### WORK INSTRUCTIONS
Copy out every line of the data exactly.

Items from an interface collection:

[Start of section]

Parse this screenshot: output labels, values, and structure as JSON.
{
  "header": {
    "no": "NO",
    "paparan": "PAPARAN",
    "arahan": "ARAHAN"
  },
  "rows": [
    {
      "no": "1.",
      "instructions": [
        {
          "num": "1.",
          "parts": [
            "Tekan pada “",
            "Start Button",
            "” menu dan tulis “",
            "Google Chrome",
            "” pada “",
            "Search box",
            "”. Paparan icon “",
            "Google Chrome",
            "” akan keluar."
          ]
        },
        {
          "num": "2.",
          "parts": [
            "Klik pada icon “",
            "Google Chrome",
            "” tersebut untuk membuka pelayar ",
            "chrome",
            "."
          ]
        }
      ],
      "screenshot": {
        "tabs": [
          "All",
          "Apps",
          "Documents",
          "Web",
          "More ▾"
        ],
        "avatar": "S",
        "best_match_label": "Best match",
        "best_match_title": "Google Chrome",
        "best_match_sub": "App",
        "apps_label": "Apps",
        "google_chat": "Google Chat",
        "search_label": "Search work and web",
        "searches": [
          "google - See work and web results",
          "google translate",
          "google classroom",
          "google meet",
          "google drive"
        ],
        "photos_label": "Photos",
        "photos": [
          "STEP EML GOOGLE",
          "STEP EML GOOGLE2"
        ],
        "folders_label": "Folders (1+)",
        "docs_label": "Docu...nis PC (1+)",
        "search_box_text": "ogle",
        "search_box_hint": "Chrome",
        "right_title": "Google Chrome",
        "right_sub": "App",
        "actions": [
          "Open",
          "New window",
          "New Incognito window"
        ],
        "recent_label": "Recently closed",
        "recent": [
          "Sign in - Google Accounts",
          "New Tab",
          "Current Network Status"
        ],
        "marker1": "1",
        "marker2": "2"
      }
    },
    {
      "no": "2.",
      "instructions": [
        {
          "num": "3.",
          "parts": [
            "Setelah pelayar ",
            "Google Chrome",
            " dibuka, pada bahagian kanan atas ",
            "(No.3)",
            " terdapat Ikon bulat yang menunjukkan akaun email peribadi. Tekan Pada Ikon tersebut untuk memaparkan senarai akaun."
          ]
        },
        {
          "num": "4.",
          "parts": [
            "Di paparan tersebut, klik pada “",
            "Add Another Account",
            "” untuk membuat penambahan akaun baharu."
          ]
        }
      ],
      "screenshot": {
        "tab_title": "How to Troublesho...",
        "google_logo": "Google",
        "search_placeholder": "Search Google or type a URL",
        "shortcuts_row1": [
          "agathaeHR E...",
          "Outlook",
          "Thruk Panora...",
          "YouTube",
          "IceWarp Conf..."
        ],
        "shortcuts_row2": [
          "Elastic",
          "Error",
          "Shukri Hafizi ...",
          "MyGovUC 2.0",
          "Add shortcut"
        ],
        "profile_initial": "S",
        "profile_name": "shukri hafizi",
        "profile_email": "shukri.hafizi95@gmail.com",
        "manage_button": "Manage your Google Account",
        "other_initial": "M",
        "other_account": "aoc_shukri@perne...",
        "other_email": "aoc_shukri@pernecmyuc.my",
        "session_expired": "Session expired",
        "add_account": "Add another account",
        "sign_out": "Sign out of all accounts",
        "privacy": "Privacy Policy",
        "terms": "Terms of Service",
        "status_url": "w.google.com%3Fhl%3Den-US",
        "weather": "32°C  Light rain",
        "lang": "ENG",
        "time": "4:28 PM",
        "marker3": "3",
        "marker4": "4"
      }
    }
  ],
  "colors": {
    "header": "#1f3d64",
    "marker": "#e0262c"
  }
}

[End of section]

### RESPONSE AREA
Parse this screenshot: output labels, values, and structure as JSON.
{
  "header": {
    "no": "NO",
    "paparan": "PAPARAN",
    "arahan": "ARAHAN"
  },
  "rows": [
    {
      "no": "1.",
      "instructions": [
        {
          "num": "1.",
          "parts": [
            "Tekan pada “",
            "Start Button",
            "” menu dan tulis “",
            "Google Chrome",
            "” pada “",
            "Search box",
            "”. Paparan icon “",
            "Google Chrome",
            "” akan keluar."
          ]
        },
        {
          "num": "2.",
          "parts": [
            "Klik pada icon “",
            "Google Chrome",
            "” tersebut untuk membuka pelayar ",
            "chrome",
            "."
          ]
        }
      ],
      "screenshot": {
        "tabs": [
          "All",
          "Apps",
          "Documents",
          "Web",
          "More ▾"
        ],
        "avatar": "S",
        "best_match_label": "Best match",
        "best_match_title": "Google Chrome",
        "best_match_sub": "App",
        "apps_label": "Apps",
        "google_chat": "Google Chat",
        "search_label": "Search work and web",
        "searches": [
          "google - See work and web results",
          "google translate",
          "google classroom",
          "google meet",
          "google drive"
        ],
        "photos_label": "Photos",
        "photos": [
          "STEP EML GOOGLE",
          "STEP EML GOOGLE2"
        ],
        "folders_label": "Folders (1+)",
        "docs_label": "Docu...nis PC (1+)",
        "search_box_text": "ogle",
        "search_box_hint": "Chrome",
        "right_title": "Google Chrome",
        "right_sub": "App",
        "actions": [
          "Open",
          "New window",
          "New Incognito window"
        ],
        "recent_label": "Recently closed",
        "recent": [
          "Sign in - Google Accounts",
          "New Tab",
          "Current Network Status"
        ],
        "marker1": "1",
        "marker2": "2"
      }
    },
    {
      "no": "2.",
      "instructions": [
        {
          "num": "3.",
          "parts": [
            "Setelah pelayar ",
            "Google Chrome",
            " dibuka, pada bahagian kanan atas ",
            "(No.3)",
            " terdapat Ikon bulat yang menunjukkan akaun email peribadi. Tekan Pada Ikon tersebut untuk memaparkan senarai akaun."
          ]
        },
        {
          "num": "4.",
          "parts": [
            "Di paparan tersebut, klik pada “",
            "Add Another Account",
            "” untuk membuat penambahan akaun baharu."
          ]
        }
      ],
      "screenshot": {
        "tab_title": "How to Troublesho...",
        "google_logo": "Google",
        "search_placeholder": "Search Google or type a URL",
        "shortcuts_row1": [
          "agathaeHR E...",
          "Outlook",
          "Thruk Panora...",
          "YouTube",
          "IceWarp Conf..."
        ],
        "shortcuts_row2": [
          "Elastic",
          "Error",
          "Shukri Hafizi ...",
          "MyGovUC 2.0",
          "Add shortcut"
        ],
        "profile_initial": "S",
        "profile_name": "shukri hafizi",
        "profile_email": "shukri.hafizi95@gmail.com",
        "manage_button": "Manage your Google Account",
        "other_initial": "M",
        "other_account": "aoc_shukri@perne...",
        "other_email": "aoc_shukri@pernecmyuc.my",
        "session_expired": "Session expired",
        "add_account": "Add another account",
        "sign_out": "Sign out of all accounts",
        "privacy": "Privacy Policy",
        "terms": "Terms of Service",
        "status_url": "w.google.com%3Fhl%3Den-US",
        "weather": "32°C  Light rain",
        "lang": "ENG",
        "time": "4:28 PM",
        "marker3": "3",
        "marker4": "4"
      }
    }
  ],
  "colors": {
    "header": "#1f3d64",
    "marker": "#e0262c"
  }
}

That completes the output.